**Required action**: Without including any pictures, please copy every entry below exactly.

**Records supplied**:
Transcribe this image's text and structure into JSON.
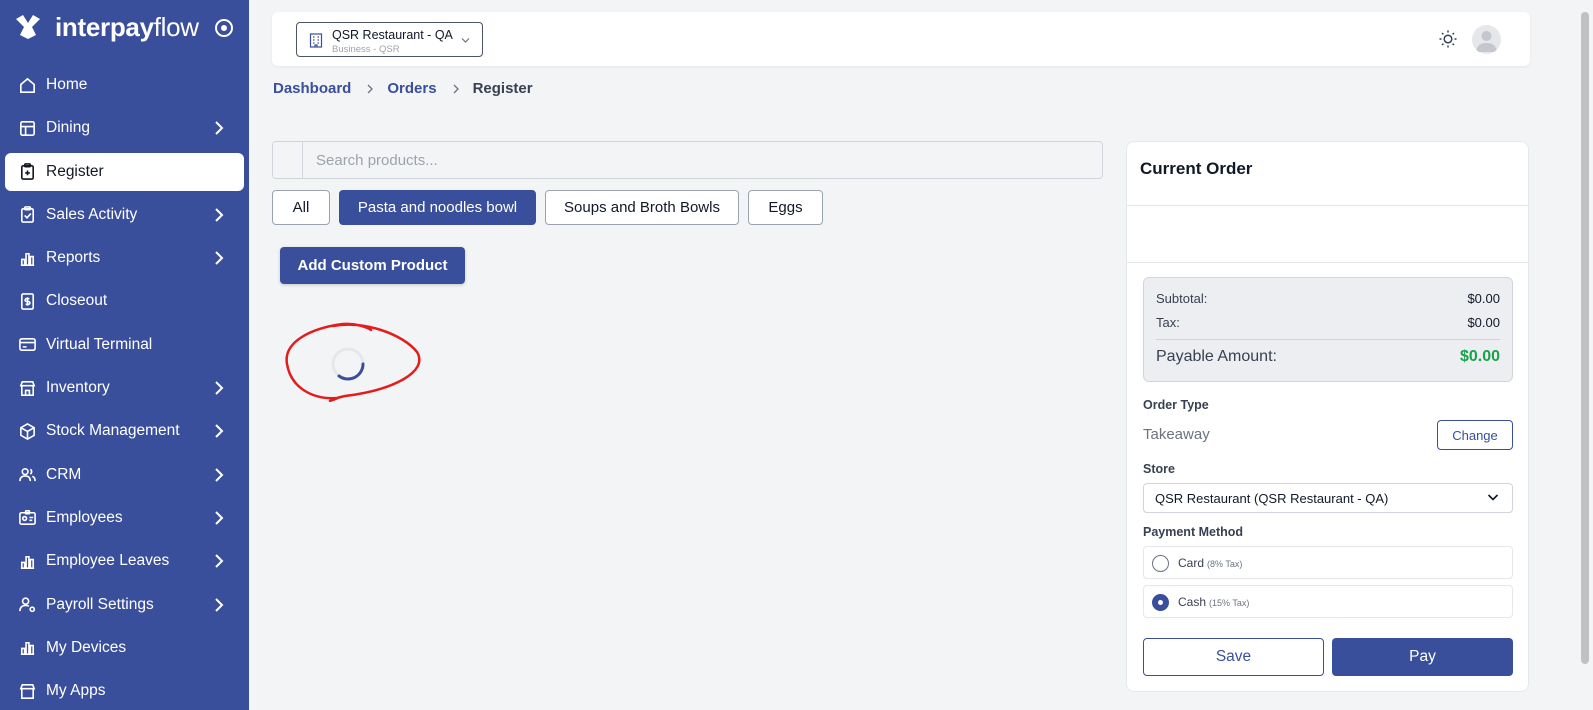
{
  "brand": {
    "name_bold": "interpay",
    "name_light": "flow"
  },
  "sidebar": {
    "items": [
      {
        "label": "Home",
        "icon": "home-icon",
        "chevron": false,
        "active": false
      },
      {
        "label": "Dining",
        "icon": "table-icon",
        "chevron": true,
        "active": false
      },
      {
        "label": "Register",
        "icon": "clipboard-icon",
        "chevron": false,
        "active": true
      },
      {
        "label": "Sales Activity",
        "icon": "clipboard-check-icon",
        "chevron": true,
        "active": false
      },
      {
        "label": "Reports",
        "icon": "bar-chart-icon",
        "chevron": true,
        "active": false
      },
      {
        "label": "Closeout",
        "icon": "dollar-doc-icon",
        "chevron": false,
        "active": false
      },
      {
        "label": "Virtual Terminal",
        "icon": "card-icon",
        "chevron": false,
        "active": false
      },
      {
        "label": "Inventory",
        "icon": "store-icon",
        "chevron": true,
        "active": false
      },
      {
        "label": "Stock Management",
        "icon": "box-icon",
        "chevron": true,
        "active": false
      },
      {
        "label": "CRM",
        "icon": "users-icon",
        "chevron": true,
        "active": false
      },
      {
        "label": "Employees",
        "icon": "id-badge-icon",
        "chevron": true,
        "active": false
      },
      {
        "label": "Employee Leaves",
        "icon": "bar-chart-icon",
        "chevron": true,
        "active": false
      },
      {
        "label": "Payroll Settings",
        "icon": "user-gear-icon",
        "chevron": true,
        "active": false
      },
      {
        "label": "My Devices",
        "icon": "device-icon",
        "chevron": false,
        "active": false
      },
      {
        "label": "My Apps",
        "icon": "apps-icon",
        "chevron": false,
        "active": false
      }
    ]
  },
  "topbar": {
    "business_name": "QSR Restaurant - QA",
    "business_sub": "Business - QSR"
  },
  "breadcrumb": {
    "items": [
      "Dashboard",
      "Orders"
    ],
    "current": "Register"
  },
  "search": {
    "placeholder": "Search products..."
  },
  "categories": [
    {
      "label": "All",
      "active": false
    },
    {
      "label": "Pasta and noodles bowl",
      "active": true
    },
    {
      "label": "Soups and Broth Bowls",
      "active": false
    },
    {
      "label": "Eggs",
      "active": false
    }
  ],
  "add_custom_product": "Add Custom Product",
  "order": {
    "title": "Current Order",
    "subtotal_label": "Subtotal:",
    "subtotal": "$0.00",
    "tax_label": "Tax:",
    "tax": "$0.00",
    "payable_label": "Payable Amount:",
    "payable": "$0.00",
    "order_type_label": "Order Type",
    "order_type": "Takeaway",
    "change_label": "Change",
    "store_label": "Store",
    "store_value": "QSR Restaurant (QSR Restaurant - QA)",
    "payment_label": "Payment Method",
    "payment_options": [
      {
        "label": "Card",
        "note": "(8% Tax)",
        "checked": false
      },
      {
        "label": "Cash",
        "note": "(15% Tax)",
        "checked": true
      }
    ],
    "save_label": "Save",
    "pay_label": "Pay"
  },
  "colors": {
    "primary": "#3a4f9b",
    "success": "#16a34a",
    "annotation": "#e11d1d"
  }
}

**Result of the exercise**:
Transcribe this image's text and structure into JSON.
{
  "brand": {
    "name_bold": "interpay",
    "name_light": "flow"
  },
  "sidebar": {
    "items": [
      {
        "label": "Home",
        "icon": "home-icon",
        "chevron": false,
        "active": false
      },
      {
        "label": "Dining",
        "icon": "table-icon",
        "chevron": true,
        "active": false
      },
      {
        "label": "Register",
        "icon": "clipboard-icon",
        "chevron": false,
        "active": true
      },
      {
        "label": "Sales Activity",
        "icon": "clipboard-check-icon",
        "chevron": true,
        "active": false
      },
      {
        "label": "Reports",
        "icon": "bar-chart-icon",
        "chevron": true,
        "active": false
      },
      {
        "label": "Closeout",
        "icon": "dollar-doc-icon",
        "chevron": false,
        "active": false
      },
      {
        "label": "Virtual Terminal",
        "icon": "card-icon",
        "chevron": false,
        "active": false
      },
      {
        "label": "Inventory",
        "icon": "store-icon",
        "chevron": true,
        "active": false
      },
      {
        "label": "Stock Management",
        "icon": "box-icon",
        "chevron": true,
        "active": false
      },
      {
        "label": "CRM",
        "icon": "users-icon",
        "chevron": true,
        "active": false
      },
      {
        "label": "Employees",
        "icon": "id-badge-icon",
        "chevron": true,
        "active": false
      },
      {
        "label": "Employee Leaves",
        "icon": "bar-chart-icon",
        "chevron": true,
        "active": false
      },
      {
        "label": "Payroll Settings",
        "icon": "user-gear-icon",
        "chevron": true,
        "active": false
      },
      {
        "label": "My Devices",
        "icon": "device-icon",
        "chevron": false,
        "active": false
      },
      {
        "label": "My Apps",
        "icon": "apps-icon",
        "chevron": false,
        "active": false
      }
    ]
  },
  "topbar": {
    "business_name": "QSR Restaurant - QA",
    "business_sub": "Business - QSR"
  },
  "breadcrumb": {
    "items": [
      "Dashboard",
      "Orders"
    ],
    "current": "Register"
  },
  "search": {
    "placeholder": "Search products..."
  },
  "categories": [
    {
      "label": "All",
      "active": false
    },
    {
      "label": "Pasta and noodles bowl",
      "active": true
    },
    {
      "label": "Soups and Broth Bowls",
      "active": false
    },
    {
      "label": "Eggs",
      "active": false
    }
  ],
  "add_custom_product": "Add Custom Product",
  "order": {
    "title": "Current Order",
    "subtotal_label": "Subtotal:",
    "subtotal": "$0.00",
    "tax_label": "Tax:",
    "tax": "$0.00",
    "payable_label": "Payable Amount:",
    "payable": "$0.00",
    "order_type_label": "Order Type",
    "order_type": "Takeaway",
    "change_label": "Change",
    "store_label": "Store",
    "store_value": "QSR Restaurant (QSR Restaurant - QA)",
    "payment_label": "Payment Method",
    "payment_options": [
      {
        "label": "Card",
        "note": "(8% Tax)",
        "checked": false
      },
      {
        "label": "Cash",
        "note": "(15% Tax)",
        "checked": true
      }
    ],
    "save_label": "Save",
    "pay_label": "Pay"
  },
  "colors": {
    "primary": "#3a4f9b",
    "success": "#16a34a",
    "annotation": "#e11d1d"
  }
}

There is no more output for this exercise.